As a psychiatrist, I nonetheless have to question whether trigger warnings are in such students’ best interests. One of the cardinal symptoms of PTSD is avoidance, which can become the most impairing symptom of all. If someone has been so affected by an event in her life that reading a description of a rape in Ovid’s Metamorphoses can trigger nightmares, flashbacks, and panic attacks, she is likely to be functionally impaired in areas of her life well beyond the classroom. The solution is not to help these students dig themselves further into a life of fear and avoidance by allowing them to keep away from upsetting material.
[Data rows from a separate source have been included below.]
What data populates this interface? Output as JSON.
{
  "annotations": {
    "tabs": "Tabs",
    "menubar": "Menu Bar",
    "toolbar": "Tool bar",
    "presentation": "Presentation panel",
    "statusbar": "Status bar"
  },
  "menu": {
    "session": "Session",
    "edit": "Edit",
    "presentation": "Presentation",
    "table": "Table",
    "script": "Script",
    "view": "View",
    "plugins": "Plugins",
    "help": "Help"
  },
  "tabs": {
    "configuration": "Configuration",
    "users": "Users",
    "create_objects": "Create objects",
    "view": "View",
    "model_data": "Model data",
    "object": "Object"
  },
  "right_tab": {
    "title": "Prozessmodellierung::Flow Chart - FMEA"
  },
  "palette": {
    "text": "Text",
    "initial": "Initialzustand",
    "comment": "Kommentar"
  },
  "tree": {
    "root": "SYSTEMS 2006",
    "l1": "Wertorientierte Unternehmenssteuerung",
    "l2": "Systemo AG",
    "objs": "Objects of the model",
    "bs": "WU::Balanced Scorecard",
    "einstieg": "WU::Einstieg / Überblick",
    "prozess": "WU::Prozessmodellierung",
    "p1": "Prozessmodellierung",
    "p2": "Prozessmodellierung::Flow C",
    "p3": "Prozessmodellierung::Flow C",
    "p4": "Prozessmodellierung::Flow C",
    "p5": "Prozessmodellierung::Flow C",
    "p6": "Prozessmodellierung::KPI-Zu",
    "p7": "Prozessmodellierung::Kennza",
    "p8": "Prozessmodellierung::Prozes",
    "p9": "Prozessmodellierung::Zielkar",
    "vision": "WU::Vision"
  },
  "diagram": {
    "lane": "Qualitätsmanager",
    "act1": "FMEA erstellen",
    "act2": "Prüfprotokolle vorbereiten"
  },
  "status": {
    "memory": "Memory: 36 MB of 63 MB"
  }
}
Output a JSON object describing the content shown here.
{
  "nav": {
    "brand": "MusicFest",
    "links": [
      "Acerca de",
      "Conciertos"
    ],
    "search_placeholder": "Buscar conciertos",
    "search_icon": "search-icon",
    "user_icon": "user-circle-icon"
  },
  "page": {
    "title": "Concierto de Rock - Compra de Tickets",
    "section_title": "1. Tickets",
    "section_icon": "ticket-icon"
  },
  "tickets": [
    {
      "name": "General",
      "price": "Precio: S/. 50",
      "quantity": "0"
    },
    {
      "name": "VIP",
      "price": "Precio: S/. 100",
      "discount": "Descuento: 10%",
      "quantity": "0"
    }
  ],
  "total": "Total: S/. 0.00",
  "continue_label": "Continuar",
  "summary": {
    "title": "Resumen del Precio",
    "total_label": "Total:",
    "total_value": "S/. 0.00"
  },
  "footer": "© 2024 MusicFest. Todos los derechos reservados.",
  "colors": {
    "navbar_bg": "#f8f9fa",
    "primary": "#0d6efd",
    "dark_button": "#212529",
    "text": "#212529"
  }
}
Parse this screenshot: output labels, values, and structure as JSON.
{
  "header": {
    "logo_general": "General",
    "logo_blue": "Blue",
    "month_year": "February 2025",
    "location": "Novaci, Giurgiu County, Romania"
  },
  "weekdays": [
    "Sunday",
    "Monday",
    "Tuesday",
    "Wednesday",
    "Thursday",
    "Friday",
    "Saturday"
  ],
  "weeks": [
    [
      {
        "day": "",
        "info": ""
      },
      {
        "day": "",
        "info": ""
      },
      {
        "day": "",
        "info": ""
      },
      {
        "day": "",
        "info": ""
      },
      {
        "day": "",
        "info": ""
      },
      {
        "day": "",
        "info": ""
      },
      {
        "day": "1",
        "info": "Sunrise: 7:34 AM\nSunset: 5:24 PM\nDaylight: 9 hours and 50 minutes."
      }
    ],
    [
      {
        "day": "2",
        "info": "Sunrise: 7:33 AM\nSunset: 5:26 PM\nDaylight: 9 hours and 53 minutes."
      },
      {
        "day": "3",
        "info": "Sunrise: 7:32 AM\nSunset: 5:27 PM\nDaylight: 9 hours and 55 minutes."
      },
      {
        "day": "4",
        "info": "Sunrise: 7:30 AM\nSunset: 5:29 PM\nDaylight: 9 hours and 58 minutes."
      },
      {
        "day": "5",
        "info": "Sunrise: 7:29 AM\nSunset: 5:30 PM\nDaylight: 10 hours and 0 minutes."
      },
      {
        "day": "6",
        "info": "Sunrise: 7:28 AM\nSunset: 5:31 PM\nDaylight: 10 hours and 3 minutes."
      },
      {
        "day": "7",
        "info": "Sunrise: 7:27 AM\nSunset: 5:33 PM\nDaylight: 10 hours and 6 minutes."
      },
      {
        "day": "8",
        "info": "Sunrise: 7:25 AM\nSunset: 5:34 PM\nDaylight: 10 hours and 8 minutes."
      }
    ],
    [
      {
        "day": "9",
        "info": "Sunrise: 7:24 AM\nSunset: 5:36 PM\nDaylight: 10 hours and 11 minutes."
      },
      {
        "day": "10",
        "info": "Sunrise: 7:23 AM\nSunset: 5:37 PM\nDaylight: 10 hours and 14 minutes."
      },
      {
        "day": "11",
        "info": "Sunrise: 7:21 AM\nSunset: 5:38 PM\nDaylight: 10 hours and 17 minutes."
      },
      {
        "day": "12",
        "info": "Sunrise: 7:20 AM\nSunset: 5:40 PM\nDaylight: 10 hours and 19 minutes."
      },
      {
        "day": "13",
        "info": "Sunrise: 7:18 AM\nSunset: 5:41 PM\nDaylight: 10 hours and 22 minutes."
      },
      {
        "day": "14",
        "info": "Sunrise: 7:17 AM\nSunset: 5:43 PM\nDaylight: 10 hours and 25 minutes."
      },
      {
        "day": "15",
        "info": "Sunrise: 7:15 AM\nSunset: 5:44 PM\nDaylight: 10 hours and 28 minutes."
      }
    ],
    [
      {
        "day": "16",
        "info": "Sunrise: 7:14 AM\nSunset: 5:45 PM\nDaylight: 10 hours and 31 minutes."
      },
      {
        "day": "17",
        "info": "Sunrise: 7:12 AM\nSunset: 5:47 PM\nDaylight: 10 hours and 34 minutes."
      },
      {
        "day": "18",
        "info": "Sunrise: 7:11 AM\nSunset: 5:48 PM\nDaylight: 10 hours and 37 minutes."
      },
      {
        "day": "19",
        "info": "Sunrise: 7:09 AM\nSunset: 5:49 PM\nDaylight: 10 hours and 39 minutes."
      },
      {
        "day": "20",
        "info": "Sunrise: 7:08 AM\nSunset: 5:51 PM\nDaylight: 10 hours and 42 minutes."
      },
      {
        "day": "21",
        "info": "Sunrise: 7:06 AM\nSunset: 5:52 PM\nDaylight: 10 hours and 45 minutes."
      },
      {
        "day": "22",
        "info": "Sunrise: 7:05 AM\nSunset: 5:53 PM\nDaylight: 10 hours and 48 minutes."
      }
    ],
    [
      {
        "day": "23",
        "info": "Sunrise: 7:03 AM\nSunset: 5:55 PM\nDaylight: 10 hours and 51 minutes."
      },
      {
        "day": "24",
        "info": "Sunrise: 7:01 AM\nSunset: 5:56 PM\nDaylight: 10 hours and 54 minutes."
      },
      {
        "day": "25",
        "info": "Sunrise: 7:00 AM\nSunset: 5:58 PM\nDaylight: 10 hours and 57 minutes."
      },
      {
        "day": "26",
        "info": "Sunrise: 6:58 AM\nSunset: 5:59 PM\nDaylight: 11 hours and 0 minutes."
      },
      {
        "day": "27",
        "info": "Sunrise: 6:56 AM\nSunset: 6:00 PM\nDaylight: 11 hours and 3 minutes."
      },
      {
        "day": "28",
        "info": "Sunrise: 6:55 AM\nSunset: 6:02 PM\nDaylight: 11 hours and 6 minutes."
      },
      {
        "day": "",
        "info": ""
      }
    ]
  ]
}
Now, this does not imply that we ought to go around trying to trigger memories of trauma in order to confer upon the traumatized the therapeutic benefits of facing their troubles head-on. That kind of intentional confrontation ought to occur in a controlled, clinical context. But it seems clear enough that catering to avoidance by offering speculative warnings and by tiptoeing around possibly sensitive subjects doesn’t really help, and might even hurt a little. It seems pretty implausible that teachers and writers might have some kind of general obligation to do something that doesn’t really help and might even make things worse, doesn’t it?
Roff goes on to make an interesting point that had not occurred to me. Triggering works through a sometimes unpredictable associative logic, making it very hard to avoid stumbling into potentially triggering territory. She writes:
I am also skeptical that labeling sensitive material with trigger warnings will prevent distress. The scientific literature about trauma teaches us that it seeps into people’s lives by networks of association. Someone who has been raped by a man in a yellow shirt at a bus stop may start avoiding not only men, but bus stops and perhaps even anyone wearing yellow. A soldier who has seen a comrade killed by a roadside explosive device may come to avoid not just parked vehicles, but also civilians who look like the people he or she saw right before the device exploded. Since triggers are a contagious phenomenon, there will never be enough trigger warnings to keep up with them. It should not be the job of college educators to foster this process.
Moreover, it will be a shame, and a deep loss, if our educational culture becomes so painfully sensitive, so leery of any subject that might make anyone feel anxious and uncomfortable, that it becomes impossible to intelligently examine the dark side of the human experience in the classroom. We don’t need the pitiless anti-PC provocation to which some conservatives seem to prone, but we do need a firm, mature insistence that the serious, detailed collective exploration of violence, sex, war, pain, and death is simply too important to defer because of any one person’s troubled autobiography.